Scan the entries for the word "icon" and return every line that has it.

━━━━━ Record excerpts ━━━━━

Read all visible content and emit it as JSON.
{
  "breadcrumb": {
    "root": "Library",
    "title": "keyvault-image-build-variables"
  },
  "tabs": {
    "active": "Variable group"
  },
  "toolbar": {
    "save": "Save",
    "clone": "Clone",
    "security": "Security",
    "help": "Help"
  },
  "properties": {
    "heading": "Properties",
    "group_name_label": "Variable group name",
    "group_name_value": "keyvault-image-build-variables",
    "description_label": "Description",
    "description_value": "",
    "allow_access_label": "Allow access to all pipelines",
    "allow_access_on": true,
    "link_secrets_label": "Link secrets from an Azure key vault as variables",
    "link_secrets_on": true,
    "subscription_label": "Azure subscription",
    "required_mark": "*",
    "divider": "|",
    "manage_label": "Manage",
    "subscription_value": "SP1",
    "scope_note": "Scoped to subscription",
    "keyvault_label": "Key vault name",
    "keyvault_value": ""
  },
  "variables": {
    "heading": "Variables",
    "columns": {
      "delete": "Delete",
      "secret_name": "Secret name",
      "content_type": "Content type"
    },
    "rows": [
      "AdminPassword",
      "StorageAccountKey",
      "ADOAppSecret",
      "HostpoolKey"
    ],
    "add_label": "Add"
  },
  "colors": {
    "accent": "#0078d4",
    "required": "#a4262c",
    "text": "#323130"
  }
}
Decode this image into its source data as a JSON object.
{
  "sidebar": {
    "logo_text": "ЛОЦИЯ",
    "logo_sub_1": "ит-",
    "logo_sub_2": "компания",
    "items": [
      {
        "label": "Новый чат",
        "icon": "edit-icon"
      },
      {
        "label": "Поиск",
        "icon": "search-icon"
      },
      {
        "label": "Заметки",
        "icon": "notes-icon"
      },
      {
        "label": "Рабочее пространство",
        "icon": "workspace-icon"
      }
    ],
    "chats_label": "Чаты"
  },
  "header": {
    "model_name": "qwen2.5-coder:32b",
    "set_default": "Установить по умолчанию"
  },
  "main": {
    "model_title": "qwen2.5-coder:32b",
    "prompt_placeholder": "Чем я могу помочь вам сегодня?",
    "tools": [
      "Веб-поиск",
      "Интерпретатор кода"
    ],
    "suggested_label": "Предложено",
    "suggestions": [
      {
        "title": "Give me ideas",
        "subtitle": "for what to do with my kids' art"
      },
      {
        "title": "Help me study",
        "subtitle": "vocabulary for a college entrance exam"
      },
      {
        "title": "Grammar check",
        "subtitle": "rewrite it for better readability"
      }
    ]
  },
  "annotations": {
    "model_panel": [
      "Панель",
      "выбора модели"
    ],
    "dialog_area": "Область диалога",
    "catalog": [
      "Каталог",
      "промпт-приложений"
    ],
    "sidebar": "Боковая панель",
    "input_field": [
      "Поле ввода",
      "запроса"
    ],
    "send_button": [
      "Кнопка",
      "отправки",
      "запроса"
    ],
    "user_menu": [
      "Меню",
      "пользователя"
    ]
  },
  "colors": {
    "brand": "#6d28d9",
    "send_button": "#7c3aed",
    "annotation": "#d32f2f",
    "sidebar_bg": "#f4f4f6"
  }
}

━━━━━

» Solution to the exercise:
        "icon": "edit-icon"
        "icon": "search-icon"
        "icon": "notes-icon"
        "icon": "workspace-icon"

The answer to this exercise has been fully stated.